You get the dark picture. Suffice it to say that frequently, black bottom pools become black holes of frustration.
Safety is critical for any backyard swimming pool. Some experts raise concerns over the risks that come with a black-bottom pool. Can the deep color actually contribute to injuries?
The argument goes that the dark interior messes with a swimmer’s depth perception. Underwater, the walls and bottom of the pool may be closer than they appear.
As a result, in some cases, this phenomenon may make it easier to accidentally bang your hand, foot, or head against the pool shell.
The visual distortion can be more serious to someone jumping into the pool from the pool deck. With the dark walls and bottom, it can be hard to judge how deep the water is in some areas of the pool.
Someone may believe the water is deeper than it is—and therefore safe to jump in. They don’t realize the water may be only a few feet deep, and they could end up hurt by hitting the shallow pool bottom.
Beyond the norm: the risk of rarity
Now, an entirely other reason to avoid a black-bottom pool comes down to selling your home. Yep, your black-bottom beauty being a “rare bird” can become a negative in marketing your property.
Infrequently used dark colors in a pool produce a dramatic, moody body of water. But will everyone looking to buy a home with a pool feel the same? Should you ever sell your home, that atypical appearance may produce hesitancy among prospective buyers.
Here’s why: Most people are accustomed to seeing blue water in a pool. By reflecting the sky, the water appears blue when the interior finish is white, tan, light grey, or light blue.
So when a homebuyer views a dozen homes with a sparking-bright blue pool—and then comes upon your black-plastered project, the unusual appearance can be a turn-off.
What to expect from your pool contractor
Are you still determined to go dark with your pool finish?
Whether you are building a new pool or remodeling an existing pool, if you opt for a dark grey or black plaster, be prepared.
First, you may receive some pushback. An experienced pool contractor might warn you about the frequent consequences of such a choice. You may hear them recite the litany of issues we have outlined above.
They might encourage you to reconsider.
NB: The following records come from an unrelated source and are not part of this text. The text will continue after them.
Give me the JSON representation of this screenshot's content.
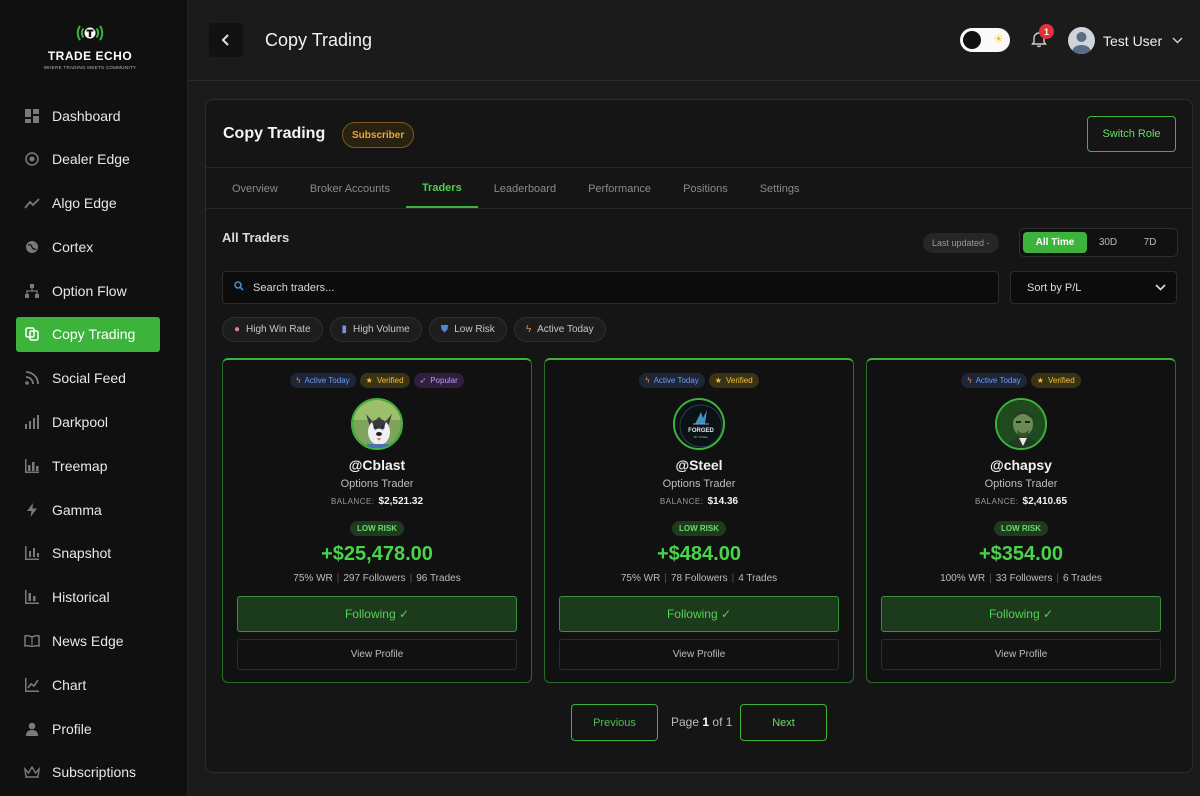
{
  "brand": {
    "name": "TRADE ECHO",
    "tagline": "WHERE TRADING MEETS COMMUNITY"
  },
  "sidebar": {
    "items": [
      {
        "label": "Dashboard",
        "icon": "dashboard-icon"
      },
      {
        "label": "Dealer Edge",
        "icon": "target-icon"
      },
      {
        "label": "Algo Edge",
        "icon": "trend-line-icon"
      },
      {
        "label": "Cortex",
        "icon": "globe-icon"
      },
      {
        "label": "Option Flow",
        "icon": "hierarchy-icon"
      },
      {
        "label": "Copy Trading",
        "icon": "copy-icon",
        "active": true
      },
      {
        "label": "Social Feed",
        "icon": "rss-icon"
      },
      {
        "label": "Darkpool",
        "icon": "signal-bars-icon"
      },
      {
        "label": "Treemap",
        "icon": "bar-chart-icon"
      },
      {
        "label": "Gamma",
        "icon": "bolt-icon"
      },
      {
        "label": "Snapshot",
        "icon": "snapshot-icon"
      },
      {
        "label": "Historical",
        "icon": "history-icon"
      },
      {
        "label": "News Edge",
        "icon": "book-icon"
      },
      {
        "label": "Chart",
        "icon": "chart-icon"
      },
      {
        "label": "Profile",
        "icon": "person-icon"
      },
      {
        "label": "Subscriptions",
        "icon": "crown-icon"
      }
    ]
  },
  "header": {
    "title": "Copy Trading",
    "notifications_count": "1",
    "user_name": "Test User"
  },
  "panel": {
    "title": "Copy Trading",
    "role_badge": "Subscriber",
    "switch_role": "Switch Role",
    "tabs": [
      "Overview",
      "Broker Accounts",
      "Traders",
      "Leaderboard",
      "Performance",
      "Positions",
      "Settings"
    ],
    "active_tab": "Traders",
    "section_title": "All Traders",
    "last_updated": "Last updated -",
    "ranges": [
      "All Time",
      "30D",
      "7D"
    ],
    "active_range": "All Time",
    "search_placeholder": "Search traders...",
    "sort_label": "Sort by P/L",
    "filters": [
      {
        "label": "High Win Rate",
        "icon": "brain-icon"
      },
      {
        "label": "High Volume",
        "icon": "bar-chart-icon"
      },
      {
        "label": "Low Risk",
        "icon": "shield-icon"
      },
      {
        "label": "Active Today",
        "icon": "bolt-icon"
      }
    ]
  },
  "traders": [
    {
      "badges": [
        "Active Today",
        "Verified",
        "Popular"
      ],
      "handle": "@Cblast",
      "role": "Options Trader",
      "balance_label": "BALANCE:",
      "balance": "$2,521.32",
      "risk": "LOW RISK",
      "pnl": "+$25,478.00",
      "win_rate": "75% WR",
      "followers": "297 Followers",
      "trades": "96 Trades",
      "follow_label": "Following ✓",
      "profile_label": "View Profile"
    },
    {
      "badges": [
        "Active Today",
        "Verified"
      ],
      "handle": "@Steel",
      "role": "Options Trader",
      "balance_label": "BALANCE:",
      "balance": "$14.36",
      "risk": "LOW RISK",
      "pnl": "+$484.00",
      "win_rate": "75% WR",
      "followers": "78 Followers",
      "trades": "4 Trades",
      "follow_label": "Following ✓",
      "profile_label": "View Profile",
      "avatar_text": "FORGED"
    },
    {
      "badges": [
        "Active Today",
        "Verified"
      ],
      "handle": "@chapsy",
      "role": "Options Trader",
      "balance_label": "BALANCE:",
      "balance": "$2,410.65",
      "risk": "LOW RISK",
      "pnl": "+$354.00",
      "win_rate": "100% WR",
      "followers": "33 Followers",
      "trades": "6 Trades",
      "follow_label": "Following ✓",
      "profile_label": "View Profile"
    }
  ],
  "pagination": {
    "prev": "Previous",
    "page_word": "Page",
    "current": "1",
    "of_word": "of",
    "total": "1",
    "next": "Next"
  },
  "colors": {
    "accent": "#3cb43c",
    "profit": "#49d449",
    "background": "#1b1b1b",
    "panel": "#151515",
    "badge_gold": "#e9a73a"
  }
}
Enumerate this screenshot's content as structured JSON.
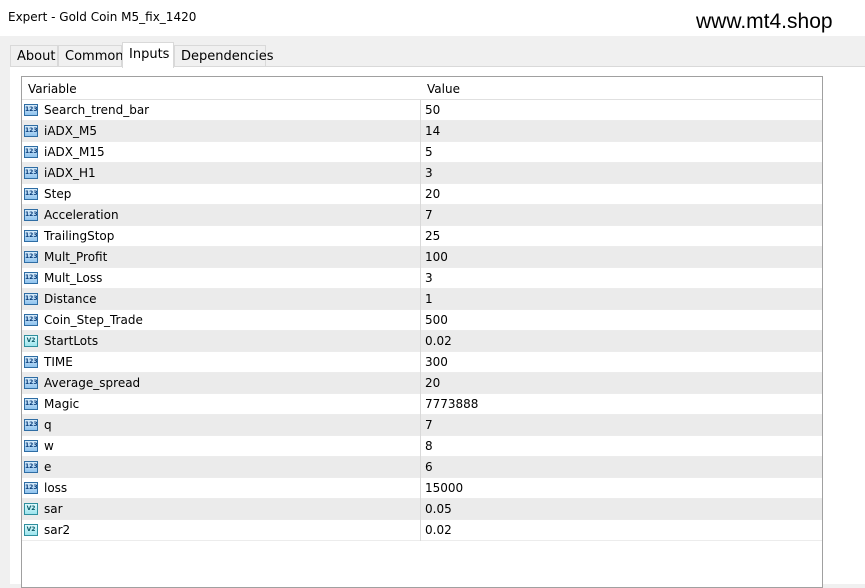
{
  "window": {
    "title": "Expert - Gold Coin M5_fix_1420",
    "watermark": "www.mt4.shop"
  },
  "tabs": [
    "About",
    "Common",
    "Inputs",
    "Dependencies"
  ],
  "active_tab": "Inputs",
  "grid": {
    "headers": {
      "variable": "Variable",
      "value": "Value"
    },
    "rows": [
      {
        "name": "Search_trend_bar",
        "value": "50",
        "icon": "int-icon",
        "icon_text": "123"
      },
      {
        "name": "iADX_M5",
        "value": "14",
        "icon": "int-icon",
        "icon_text": "123"
      },
      {
        "name": "iADX_M15",
        "value": "5",
        "icon": "int-icon",
        "icon_text": "123"
      },
      {
        "name": "iADX_H1",
        "value": "3",
        "icon": "int-icon",
        "icon_text": "123"
      },
      {
        "name": "Step",
        "value": "20",
        "icon": "int-icon",
        "icon_text": "123"
      },
      {
        "name": "Acceleration",
        "value": "7",
        "icon": "int-icon",
        "icon_text": "123"
      },
      {
        "name": "TrailingStop",
        "value": "25",
        "icon": "int-icon",
        "icon_text": "123"
      },
      {
        "name": "Mult_Profit",
        "value": "100",
        "icon": "int-icon",
        "icon_text": "123"
      },
      {
        "name": "Mult_Loss",
        "value": "3",
        "icon": "int-icon",
        "icon_text": "123"
      },
      {
        "name": "Distance",
        "value": "1",
        "icon": "int-icon",
        "icon_text": "123"
      },
      {
        "name": "Coin_Step_Trade",
        "value": "500",
        "icon": "int-icon",
        "icon_text": "123"
      },
      {
        "name": "StartLots",
        "value": "0.02",
        "icon": "double-icon",
        "icon_text": "V2"
      },
      {
        "name": "TIME",
        "value": "300",
        "icon": "int-icon",
        "icon_text": "123"
      },
      {
        "name": "Average_spread",
        "value": "20",
        "icon": "int-icon",
        "icon_text": "123"
      },
      {
        "name": "Magic",
        "value": "7773888",
        "icon": "int-icon",
        "icon_text": "123"
      },
      {
        "name": "q",
        "value": "7",
        "icon": "int-icon",
        "icon_text": "123"
      },
      {
        "name": "w",
        "value": "8",
        "icon": "int-icon",
        "icon_text": "123"
      },
      {
        "name": "e",
        "value": "6",
        "icon": "int-icon",
        "icon_text": "123"
      },
      {
        "name": "loss",
        "value": "15000",
        "icon": "int-icon",
        "icon_text": "123"
      },
      {
        "name": "sar",
        "value": "0.05",
        "icon": "double-icon",
        "icon_text": "V2"
      },
      {
        "name": "sar2",
        "value": "0.02",
        "icon": "double-icon",
        "icon_text": "V2"
      }
    ]
  }
}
They may trot out plaster samples of other popular colors in whites, creams, tans, soft blues, greys, and greens.
If you still insist your willingness to roll the dice to go dark, don’t be surprised if they present you with a written waiver.
The dark-finish waiver will likely tick off a list of each and every potential peril, and it will require you to acknowledge in writing that you understand and accept each risk.
Your contractor will also advise that maintaining optimal chemical balance in your pool water—on a consistent basis—will be crucial for minimizing troublesome issues with your dark pool plaster.
The dark pebble option
Do you still really want a black-bottom pool?
The good news is there is an alternative solution. The answer is a pebble finish.
This kind of material features exposed aggregate of tiny natural pebbles. Pebble blends come in a variety of colors, including deep blue, dark grey, and black.
The final product is beautiful and most critically, far less susceptible to the registry of plaster woes outlined above. Pebble’s good look perform superbly, and in a properly maintained pool it will typically last 15 to 20 years.
A few downsides do come with pebble. In most markets, when comparing marcite plaster and quartz to pebble, the price for pebble runs significantly more.
Pebble surfaces also have a distinct bumpy texture. The feel may appeal to some homeowners, but others prefer the smooth touch of plaster or a color quartz finish. For a more even, somewhat smoother feel, some pebble blends use extremely small stones or ones that are more polished.
Be sure to discuss your preferences and the potential issues in depth with your pool builder. Do keep in mind that tens of thousands are pools are built with a typical white, cream, beige, or light blue finish—and the results are beautiful in any backyard.